(Supplied data Opens)
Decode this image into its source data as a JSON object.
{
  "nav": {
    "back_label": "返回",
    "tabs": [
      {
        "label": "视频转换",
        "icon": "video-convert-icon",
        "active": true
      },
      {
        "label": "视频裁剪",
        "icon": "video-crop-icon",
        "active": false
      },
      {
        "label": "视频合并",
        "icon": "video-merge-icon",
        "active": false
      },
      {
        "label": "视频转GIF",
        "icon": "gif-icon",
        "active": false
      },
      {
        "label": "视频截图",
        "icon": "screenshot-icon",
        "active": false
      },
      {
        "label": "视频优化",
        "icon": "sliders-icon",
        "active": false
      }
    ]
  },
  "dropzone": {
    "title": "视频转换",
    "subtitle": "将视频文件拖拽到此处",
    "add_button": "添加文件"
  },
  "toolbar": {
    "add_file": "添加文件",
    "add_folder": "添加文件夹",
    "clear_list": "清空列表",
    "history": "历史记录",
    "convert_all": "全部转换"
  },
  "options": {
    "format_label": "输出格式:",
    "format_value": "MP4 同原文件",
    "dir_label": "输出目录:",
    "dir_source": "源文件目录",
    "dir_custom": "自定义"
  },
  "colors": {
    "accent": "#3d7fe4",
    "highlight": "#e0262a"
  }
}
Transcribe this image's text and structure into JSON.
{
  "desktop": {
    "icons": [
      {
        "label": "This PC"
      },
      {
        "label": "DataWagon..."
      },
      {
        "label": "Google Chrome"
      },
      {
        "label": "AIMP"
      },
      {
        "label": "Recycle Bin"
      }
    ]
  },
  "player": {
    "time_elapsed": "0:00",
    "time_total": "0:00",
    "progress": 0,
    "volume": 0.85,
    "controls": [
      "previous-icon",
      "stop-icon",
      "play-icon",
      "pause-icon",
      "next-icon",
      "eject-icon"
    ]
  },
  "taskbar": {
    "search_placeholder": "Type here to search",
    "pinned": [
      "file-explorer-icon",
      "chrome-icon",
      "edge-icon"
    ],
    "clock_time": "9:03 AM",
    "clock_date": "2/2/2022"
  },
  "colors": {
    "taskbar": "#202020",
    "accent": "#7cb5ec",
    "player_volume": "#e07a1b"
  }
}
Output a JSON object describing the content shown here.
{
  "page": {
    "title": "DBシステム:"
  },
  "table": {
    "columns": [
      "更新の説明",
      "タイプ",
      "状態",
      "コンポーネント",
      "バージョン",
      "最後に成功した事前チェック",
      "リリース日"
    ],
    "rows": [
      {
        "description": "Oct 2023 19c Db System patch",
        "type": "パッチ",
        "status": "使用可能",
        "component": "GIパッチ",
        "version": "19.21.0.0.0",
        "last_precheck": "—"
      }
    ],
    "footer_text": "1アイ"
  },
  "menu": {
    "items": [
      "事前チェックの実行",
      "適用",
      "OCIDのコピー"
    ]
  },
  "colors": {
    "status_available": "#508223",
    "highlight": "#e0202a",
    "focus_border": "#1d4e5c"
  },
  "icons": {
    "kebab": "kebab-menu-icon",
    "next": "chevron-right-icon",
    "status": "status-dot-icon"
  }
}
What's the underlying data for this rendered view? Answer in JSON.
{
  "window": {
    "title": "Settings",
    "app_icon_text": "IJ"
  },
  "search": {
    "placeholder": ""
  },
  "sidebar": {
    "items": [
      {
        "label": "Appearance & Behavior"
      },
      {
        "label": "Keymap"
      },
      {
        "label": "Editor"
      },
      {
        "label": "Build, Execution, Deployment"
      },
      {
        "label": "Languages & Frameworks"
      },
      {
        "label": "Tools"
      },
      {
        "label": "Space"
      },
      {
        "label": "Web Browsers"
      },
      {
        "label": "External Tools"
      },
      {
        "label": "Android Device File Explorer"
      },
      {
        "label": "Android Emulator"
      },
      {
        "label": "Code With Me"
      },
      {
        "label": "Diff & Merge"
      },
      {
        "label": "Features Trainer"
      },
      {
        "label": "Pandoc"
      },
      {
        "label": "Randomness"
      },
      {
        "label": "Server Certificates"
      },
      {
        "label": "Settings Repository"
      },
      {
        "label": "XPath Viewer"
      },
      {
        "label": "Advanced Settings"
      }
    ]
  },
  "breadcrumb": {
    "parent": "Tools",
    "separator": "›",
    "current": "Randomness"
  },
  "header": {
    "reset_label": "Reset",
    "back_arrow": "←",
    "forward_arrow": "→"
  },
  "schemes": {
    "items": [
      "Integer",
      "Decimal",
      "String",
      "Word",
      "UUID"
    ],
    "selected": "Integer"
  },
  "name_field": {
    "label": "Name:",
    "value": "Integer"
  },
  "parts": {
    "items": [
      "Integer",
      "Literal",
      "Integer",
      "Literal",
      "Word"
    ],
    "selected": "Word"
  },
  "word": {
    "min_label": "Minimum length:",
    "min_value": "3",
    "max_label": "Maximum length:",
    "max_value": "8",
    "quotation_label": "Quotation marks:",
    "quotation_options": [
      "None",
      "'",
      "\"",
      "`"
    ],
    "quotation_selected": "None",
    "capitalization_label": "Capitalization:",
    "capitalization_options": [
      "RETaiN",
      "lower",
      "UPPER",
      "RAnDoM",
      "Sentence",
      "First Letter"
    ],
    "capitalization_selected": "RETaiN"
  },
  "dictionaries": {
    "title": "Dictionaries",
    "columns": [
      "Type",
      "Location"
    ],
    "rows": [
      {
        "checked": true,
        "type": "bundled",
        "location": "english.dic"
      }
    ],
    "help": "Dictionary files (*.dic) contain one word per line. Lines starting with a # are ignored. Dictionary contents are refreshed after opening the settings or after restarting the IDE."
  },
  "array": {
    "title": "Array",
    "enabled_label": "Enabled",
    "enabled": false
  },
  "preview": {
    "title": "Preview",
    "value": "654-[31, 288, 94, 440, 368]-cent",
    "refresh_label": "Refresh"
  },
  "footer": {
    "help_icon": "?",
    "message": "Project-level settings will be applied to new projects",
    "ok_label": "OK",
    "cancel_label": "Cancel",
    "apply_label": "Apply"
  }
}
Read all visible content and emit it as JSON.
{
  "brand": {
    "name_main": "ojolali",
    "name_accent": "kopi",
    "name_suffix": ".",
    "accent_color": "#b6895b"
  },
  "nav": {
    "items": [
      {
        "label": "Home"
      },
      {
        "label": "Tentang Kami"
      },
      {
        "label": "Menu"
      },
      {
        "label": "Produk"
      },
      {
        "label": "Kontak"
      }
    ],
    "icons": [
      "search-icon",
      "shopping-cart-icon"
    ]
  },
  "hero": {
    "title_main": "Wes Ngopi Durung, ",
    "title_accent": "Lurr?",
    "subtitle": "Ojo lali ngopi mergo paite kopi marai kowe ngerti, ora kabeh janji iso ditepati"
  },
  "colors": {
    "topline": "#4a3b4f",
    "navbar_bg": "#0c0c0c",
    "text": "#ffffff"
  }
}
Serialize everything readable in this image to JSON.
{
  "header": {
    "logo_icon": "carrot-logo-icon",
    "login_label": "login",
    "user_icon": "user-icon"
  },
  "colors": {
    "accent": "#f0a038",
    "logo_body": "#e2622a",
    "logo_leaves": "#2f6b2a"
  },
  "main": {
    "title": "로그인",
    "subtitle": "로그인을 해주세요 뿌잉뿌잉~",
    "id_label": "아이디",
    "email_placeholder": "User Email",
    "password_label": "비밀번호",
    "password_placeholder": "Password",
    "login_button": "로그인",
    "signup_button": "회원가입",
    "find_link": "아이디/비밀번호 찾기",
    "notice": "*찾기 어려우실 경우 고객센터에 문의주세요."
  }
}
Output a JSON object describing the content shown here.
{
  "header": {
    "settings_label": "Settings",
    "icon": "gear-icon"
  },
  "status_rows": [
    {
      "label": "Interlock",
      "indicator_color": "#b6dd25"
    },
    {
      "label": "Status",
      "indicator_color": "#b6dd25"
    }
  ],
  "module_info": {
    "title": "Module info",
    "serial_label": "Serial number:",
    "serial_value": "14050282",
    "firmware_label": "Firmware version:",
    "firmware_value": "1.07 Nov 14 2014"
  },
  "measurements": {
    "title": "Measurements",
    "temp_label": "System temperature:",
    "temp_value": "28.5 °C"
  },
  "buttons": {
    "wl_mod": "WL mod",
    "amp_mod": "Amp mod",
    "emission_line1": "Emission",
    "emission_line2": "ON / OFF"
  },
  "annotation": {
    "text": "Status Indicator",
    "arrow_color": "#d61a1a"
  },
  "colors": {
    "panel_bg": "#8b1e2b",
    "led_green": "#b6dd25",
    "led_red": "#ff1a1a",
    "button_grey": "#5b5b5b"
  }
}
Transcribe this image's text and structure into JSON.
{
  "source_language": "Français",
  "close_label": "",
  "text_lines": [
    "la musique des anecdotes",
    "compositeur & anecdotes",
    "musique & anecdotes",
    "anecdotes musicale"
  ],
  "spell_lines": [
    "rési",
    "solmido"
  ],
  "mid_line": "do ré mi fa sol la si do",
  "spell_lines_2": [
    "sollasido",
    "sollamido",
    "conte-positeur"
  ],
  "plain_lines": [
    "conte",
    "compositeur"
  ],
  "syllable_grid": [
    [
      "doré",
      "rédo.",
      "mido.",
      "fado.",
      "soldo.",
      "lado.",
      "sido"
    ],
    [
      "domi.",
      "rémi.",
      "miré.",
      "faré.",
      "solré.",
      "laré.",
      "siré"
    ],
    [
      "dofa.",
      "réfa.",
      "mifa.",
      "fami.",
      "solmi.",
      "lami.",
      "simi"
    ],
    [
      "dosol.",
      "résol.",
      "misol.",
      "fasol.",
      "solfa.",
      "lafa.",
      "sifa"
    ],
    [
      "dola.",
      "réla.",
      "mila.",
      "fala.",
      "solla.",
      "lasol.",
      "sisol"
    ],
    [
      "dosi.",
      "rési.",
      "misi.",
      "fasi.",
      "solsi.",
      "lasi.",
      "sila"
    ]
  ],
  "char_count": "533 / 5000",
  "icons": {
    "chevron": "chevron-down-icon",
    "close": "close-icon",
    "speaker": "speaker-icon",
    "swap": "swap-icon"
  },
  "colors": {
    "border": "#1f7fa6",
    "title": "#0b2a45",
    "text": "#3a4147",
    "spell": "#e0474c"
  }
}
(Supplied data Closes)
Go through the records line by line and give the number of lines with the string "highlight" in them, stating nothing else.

2